Reducing Stress

A recent 2021 study conducted on 69 people revealed that exposure to stressful life events can impact the heart rate, causing it to increase. This is because the body and heart work harder to maintain its normal rhythm when under stress.

Seeking Counselling Or Psychological Service

It can be challenging to cope and manage in times of overwhelming stress. Traumatic events and mental health conditions can be even more challenging to process. Counselling and therapy can effectively process these intense emotions and experiences and find healthier coping methods.

Getting Outdoors

a person's heart rate measurements can decrease when exposed to a forest environment. This suggests that these natural spaces act as a stress reliever. Therefore, changing environments to forest settings may be viable for lowering the heart rate.

Practicing Relaxation Techniques

Meditation can help to reduce stress as it stabilises the heart rate to a normal rhythm. Additionally, this relaxation technique can help to lower the heart rate to a slower, calmer level.

Ideal Heart Rates

To calculate your maximum heart rate, subtract your age in years from 220. The usual healthy range for moderate exercise is between 50-70% of your maximum heart rate, and for strenuous activity, the range is within 70-85% of your maximum heart rate. Average heart rate ranges during activity are:

Age in years

Target heart rate

Average maximum heart rate


100–170 bpm

200 bpm


95–162 bpm     

190 bpm


93–157 bpm     

185 bpm


93–157 bpm     

175 bpm


88–149 bpm     

170 bpm


85–145 bpm     

165 bpm


83–140 bpm     

160 bpm


80–136 bpm     

155 bpm


75–128 bpm     

150 bpm


How To Measure Heart Rate

To measure the heart rate, start by finding the radial pulse. Place one index and one middle finger on the inside of your wrist on the side below the base of your thumb. You should be able to feel the pulsation of the artery. Count the number of beats in one minute to get your heart rate.

Measuring the pulse rate is best done after rest periods, so taking the pulse right after waking in the morning is recommended. This will accurately read the resting heart rate before physical activity or stress occurs.


A high resting heart rate that persists over a long period can indicate an underlying medical condition. A raised heart rate is typically a normal physical reaction to external or other stressors.

Beta-blockers may be prescribed if someone’s average heart rate is elevated due to an underlying health issue.

A high resting heart rate that persists over a long period can indicate an underlying medical condition. A raised heart rate is typically a normal physical reaction to external or other stressors.

Beta-blockers may be prescribed if someone’s average heart rate is elevated due to an underlying health issue.

Many conditions can be treated with beta-blockers, including

  • Glaucoma

  • High blood pressure

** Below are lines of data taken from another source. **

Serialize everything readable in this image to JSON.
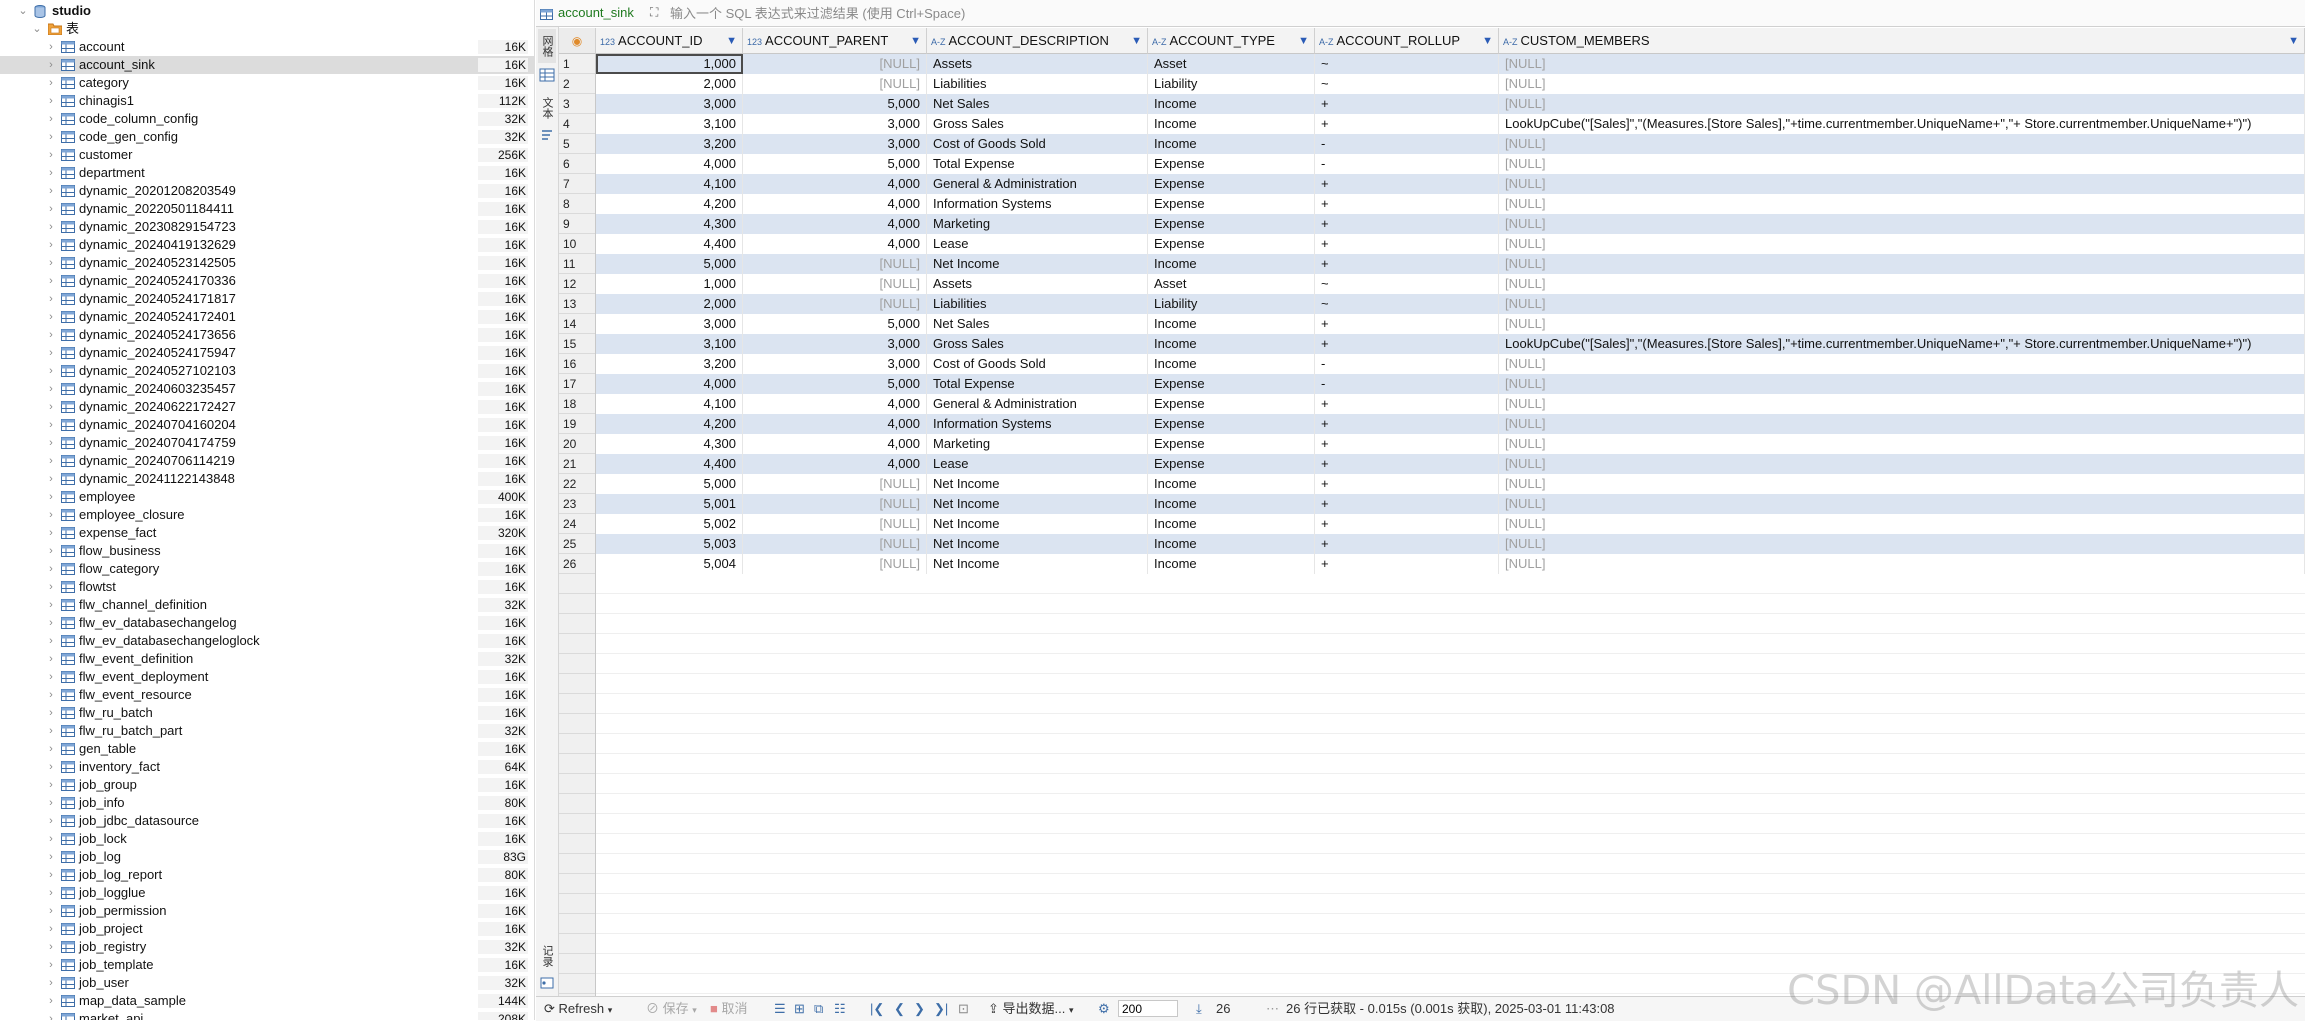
{
  "navigator": {
    "database": "studio",
    "folder": "表",
    "tables": [
      {
        "name": "account",
        "size": "16K"
      },
      {
        "name": "account_sink",
        "size": "16K",
        "selected": true
      },
      {
        "name": "category",
        "size": "16K"
      },
      {
        "name": "chinagis1",
        "size": "112K"
      },
      {
        "name": "code_column_config",
        "size": "32K"
      },
      {
        "name": "code_gen_config",
        "size": "32K"
      },
      {
        "name": "customer",
        "size": "256K"
      },
      {
        "name": "department",
        "size": "16K"
      },
      {
        "name": "dynamic_20201208203549",
        "size": "16K"
      },
      {
        "name": "dynamic_20220501184411",
        "size": "16K"
      },
      {
        "name": "dynamic_20230829154723",
        "size": "16K"
      },
      {
        "name": "dynamic_20240419132629",
        "size": "16K"
      },
      {
        "name": "dynamic_20240523142505",
        "size": "16K"
      },
      {
        "name": "dynamic_20240524170336",
        "size": "16K"
      },
      {
        "name": "dynamic_20240524171817",
        "size": "16K"
      },
      {
        "name": "dynamic_20240524172401",
        "size": "16K"
      },
      {
        "name": "dynamic_20240524173656",
        "size": "16K"
      },
      {
        "name": "dynamic_20240524175947",
        "size": "16K"
      },
      {
        "name": "dynamic_20240527102103",
        "size": "16K"
      },
      {
        "name": "dynamic_20240603235457",
        "size": "16K"
      },
      {
        "name": "dynamic_20240622172427",
        "size": "16K"
      },
      {
        "name": "dynamic_20240704160204",
        "size": "16K"
      },
      {
        "name": "dynamic_20240704174759",
        "size": "16K"
      },
      {
        "name": "dynamic_20240706114219",
        "size": "16K"
      },
      {
        "name": "dynamic_20241122143848",
        "size": "16K"
      },
      {
        "name": "employee",
        "size": "400K"
      },
      {
        "name": "employee_closure",
        "size": "16K"
      },
      {
        "name": "expense_fact",
        "size": "320K"
      },
      {
        "name": "flow_business",
        "size": "16K"
      },
      {
        "name": "flow_category",
        "size": "16K"
      },
      {
        "name": "flowtst",
        "size": "16K"
      },
      {
        "name": "flw_channel_definition",
        "size": "32K"
      },
      {
        "name": "flw_ev_databasechangelog",
        "size": "16K"
      },
      {
        "name": "flw_ev_databasechangeloglock",
        "size": "16K"
      },
      {
        "name": "flw_event_definition",
        "size": "32K"
      },
      {
        "name": "flw_event_deployment",
        "size": "16K"
      },
      {
        "name": "flw_event_resource",
        "size": "16K"
      },
      {
        "name": "flw_ru_batch",
        "size": "16K"
      },
      {
        "name": "flw_ru_batch_part",
        "size": "32K"
      },
      {
        "name": "gen_table",
        "size": "16K"
      },
      {
        "name": "inventory_fact",
        "size": "64K"
      },
      {
        "name": "job_group",
        "size": "16K"
      },
      {
        "name": "job_info",
        "size": "80K"
      },
      {
        "name": "job_jdbc_datasource",
        "size": "16K"
      },
      {
        "name": "job_lock",
        "size": "16K"
      },
      {
        "name": "job_log",
        "size": "83G"
      },
      {
        "name": "job_log_report",
        "size": "80K"
      },
      {
        "name": "job_logglue",
        "size": "16K"
      },
      {
        "name": "job_permission",
        "size": "16K"
      },
      {
        "name": "job_project",
        "size": "16K"
      },
      {
        "name": "job_registry",
        "size": "32K"
      },
      {
        "name": "job_template",
        "size": "16K"
      },
      {
        "name": "job_user",
        "size": "32K"
      },
      {
        "name": "map_data_sample",
        "size": "144K"
      },
      {
        "name": "market_api",
        "size": "208K"
      }
    ]
  },
  "editor": {
    "tab_label": "account_sink",
    "filter_placeholder": "输入一个 SQL 表达式来过滤结果 (使用 Ctrl+Space)",
    "side_tabs": {
      "grid": "网格",
      "text": "文本",
      "record": "记录"
    }
  },
  "grid": {
    "columns": [
      {
        "name": "ACCOUNT_ID",
        "type": "123"
      },
      {
        "name": "ACCOUNT_PARENT",
        "type": "123"
      },
      {
        "name": "ACCOUNT_DESCRIPTION",
        "type": "A-Z"
      },
      {
        "name": "ACCOUNT_TYPE",
        "type": "A-Z"
      },
      {
        "name": "ACCOUNT_ROLLUP",
        "type": "A-Z"
      },
      {
        "name": "CUSTOM_MEMBERS",
        "type": "A-Z"
      }
    ],
    "rows": [
      [
        "1",
        "1,000",
        "[NULL]",
        "Assets",
        "Asset",
        "~",
        "[NULL]"
      ],
      [
        "2",
        "2,000",
        "[NULL]",
        "Liabilities",
        "Liability",
        "~",
        "[NULL]"
      ],
      [
        "3",
        "3,000",
        "5,000",
        "Net Sales",
        "Income",
        "+",
        "[NULL]"
      ],
      [
        "4",
        "3,100",
        "3,000",
        "Gross Sales",
        "Income",
        "+",
        "LookUpCube(\"[Sales]\",\"(Measures.[Store Sales],\"+time.currentmember.UniqueName+\",\"+ Store.currentmember.UniqueName+\")\")"
      ],
      [
        "5",
        "3,200",
        "3,000",
        "Cost of Goods Sold",
        "Income",
        "-",
        "[NULL]"
      ],
      [
        "6",
        "4,000",
        "5,000",
        "Total Expense",
        "Expense",
        "-",
        "[NULL]"
      ],
      [
        "7",
        "4,100",
        "4,000",
        "General & Administration",
        "Expense",
        "+",
        "[NULL]"
      ],
      [
        "8",
        "4,200",
        "4,000",
        "Information Systems",
        "Expense",
        "+",
        "[NULL]"
      ],
      [
        "9",
        "4,300",
        "4,000",
        "Marketing",
        "Expense",
        "+",
        "[NULL]"
      ],
      [
        "10",
        "4,400",
        "4,000",
        "Lease",
        "Expense",
        "+",
        "[NULL]"
      ],
      [
        "11",
        "5,000",
        "[NULL]",
        "Net Income",
        "Income",
        "+",
        "[NULL]"
      ],
      [
        "12",
        "1,000",
        "[NULL]",
        "Assets",
        "Asset",
        "~",
        "[NULL]"
      ],
      [
        "13",
        "2,000",
        "[NULL]",
        "Liabilities",
        "Liability",
        "~",
        "[NULL]"
      ],
      [
        "14",
        "3,000",
        "5,000",
        "Net Sales",
        "Income",
        "+",
        "[NULL]"
      ],
      [
        "15",
        "3,100",
        "3,000",
        "Gross Sales",
        "Income",
        "+",
        "LookUpCube(\"[Sales]\",\"(Measures.[Store Sales],\"+time.currentmember.UniqueName+\",\"+ Store.currentmember.UniqueName+\")\")"
      ],
      [
        "16",
        "3,200",
        "3,000",
        "Cost of Goods Sold",
        "Income",
        "-",
        "[NULL]"
      ],
      [
        "17",
        "4,000",
        "5,000",
        "Total Expense",
        "Expense",
        "-",
        "[NULL]"
      ],
      [
        "18",
        "4,100",
        "4,000",
        "General & Administration",
        "Expense",
        "+",
        "[NULL]"
      ],
      [
        "19",
        "4,200",
        "4,000",
        "Information Systems",
        "Expense",
        "+",
        "[NULL]"
      ],
      [
        "20",
        "4,300",
        "4,000",
        "Marketing",
        "Expense",
        "+",
        "[NULL]"
      ],
      [
        "21",
        "4,400",
        "4,000",
        "Lease",
        "Expense",
        "+",
        "[NULL]"
      ],
      [
        "22",
        "5,000",
        "[NULL]",
        "Net Income",
        "Income",
        "+",
        "[NULL]"
      ],
      [
        "23",
        "5,001",
        "[NULL]",
        "Net Income",
        "Income",
        "+",
        "[NULL]"
      ],
      [
        "24",
        "5,002",
        "[NULL]",
        "Net Income",
        "Income",
        "+",
        "[NULL]"
      ],
      [
        "25",
        "5,003",
        "[NULL]",
        "Net Income",
        "Income",
        "+",
        "[NULL]"
      ],
      [
        "26",
        "5,004",
        "[NULL]",
        "Net Income",
        "Income",
        "+",
        "[NULL]"
      ]
    ]
  },
  "statusbar": {
    "refresh": "Refresh",
    "save": "保存",
    "cancel": "取消",
    "export": "导出数据...",
    "limit": "200",
    "row_count": "26",
    "fetch_info": "26 行已获取 - 0.015s (0.001s 获取), 2025-03-01 11:43:08"
  },
  "watermark": "CSDN @AllData公司负责人",
  "colors": {
    "accent": "#2a5bb6",
    "row_alt": "#dbe4f1",
    "selected_nav": "#dcdcdc",
    "table_tab": "#1f7a1f"
  }
}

  • Coronary artery disease

  • Arrhythmias

  • Congestive heart failure

When To Contact A Doctor

If a person has any of the following symptoms, they should see a doctor:

  • There is no obvious cause for their increased heart rate

  • Their high heart rate continues for long periods, even while at rest

Other symptoms accompany their increased heart rate, including

  1. Faintness

  2. Shortness of breath

  3. Blurry vision

  4. Chest pain

During a physical examination, a doctor may evaluate the thyroid, check electrolyte levels and blood counts, and even run an electrocardiogram (EKG). Additional tests may also be performed to understand the patient's condition better.


Variations in heart rate during different activities are a sign of a healthy heart. A resting heart rate can measure a person's fit and indicate any underlying health problems.

An abnormally elevated heart rate could indicate a health problem and result in negative repercussions. Fortunately, individuals can reduce their resting heart rate with healthy lifestyle modifications such as a nutritious diet and regular physical activity.

Connect with one of our doctors at Mobi Doctor with the click of a button and receive the care you require.


Write a Comment